To read Bret Stephens is to know what it means not to have a copy editor. To read his copy is to picture a spasmodic man-child, overcome by facial tics and rivulets of sweat, causing the wax and makeup on his forehead to run, causing people to flee while someone from Madame Tussauds tries to unplug this hybrid of putty and wires before Stephens squints, lifts his right leg, and turns his torrent of gas into a Tourette-like fit of gaseous commentary. To read his latest column is to know what we need not hear or smell in person: that Stephens is number one in number two. To know that fact is to know the truth about Stephens’s paeans to civil discourse and his praise for his alma mater, the University of Chicago—that he is full of it.

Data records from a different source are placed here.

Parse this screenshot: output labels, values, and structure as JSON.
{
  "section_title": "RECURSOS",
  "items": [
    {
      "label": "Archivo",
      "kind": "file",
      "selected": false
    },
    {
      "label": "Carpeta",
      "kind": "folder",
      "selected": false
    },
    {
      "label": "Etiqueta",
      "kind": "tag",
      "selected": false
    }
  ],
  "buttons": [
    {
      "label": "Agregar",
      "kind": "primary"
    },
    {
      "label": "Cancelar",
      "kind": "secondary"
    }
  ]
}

By attributing President Trump’s survival skills to a “rat-like instinct” for arousing people’s emotions, Stephens dehumanizes his enemy with the language of the enemies of freedom. The depiction of the president as a rodent—the degradation of a person into a plague—is one of the oldest poisons on behalf of the world’s oldest hatred: anti-Semitism. That Trump is not Jewish, while Stephens is, proves how easy it is to accept the unacceptable; that what Stephens says is legal but unjust; that I, too, support his right to say what he wants, though I hate what he says, despite knowing where such rhetoric ends: in libels printed in blood, with Jewish blood, by people who crave bloodshed.

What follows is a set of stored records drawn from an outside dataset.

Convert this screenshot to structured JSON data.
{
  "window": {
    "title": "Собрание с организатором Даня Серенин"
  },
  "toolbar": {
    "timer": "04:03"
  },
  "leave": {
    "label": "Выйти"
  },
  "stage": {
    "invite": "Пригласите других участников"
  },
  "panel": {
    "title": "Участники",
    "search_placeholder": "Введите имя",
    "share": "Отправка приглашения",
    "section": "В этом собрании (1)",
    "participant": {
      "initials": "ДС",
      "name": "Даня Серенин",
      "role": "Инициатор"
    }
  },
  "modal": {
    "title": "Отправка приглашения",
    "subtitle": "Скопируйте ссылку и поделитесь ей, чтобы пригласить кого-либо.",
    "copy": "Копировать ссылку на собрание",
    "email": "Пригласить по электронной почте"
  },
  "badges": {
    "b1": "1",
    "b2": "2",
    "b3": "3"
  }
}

In so doing, Stephens defames the very institution he celebrates. He stunts the growth of knowledge and impoverishes human life, betraying the greatness of the University of Chicago. He descends from that Gothic landscape into a gutter of invective and political sewage. He shows no signs of leaving his new home.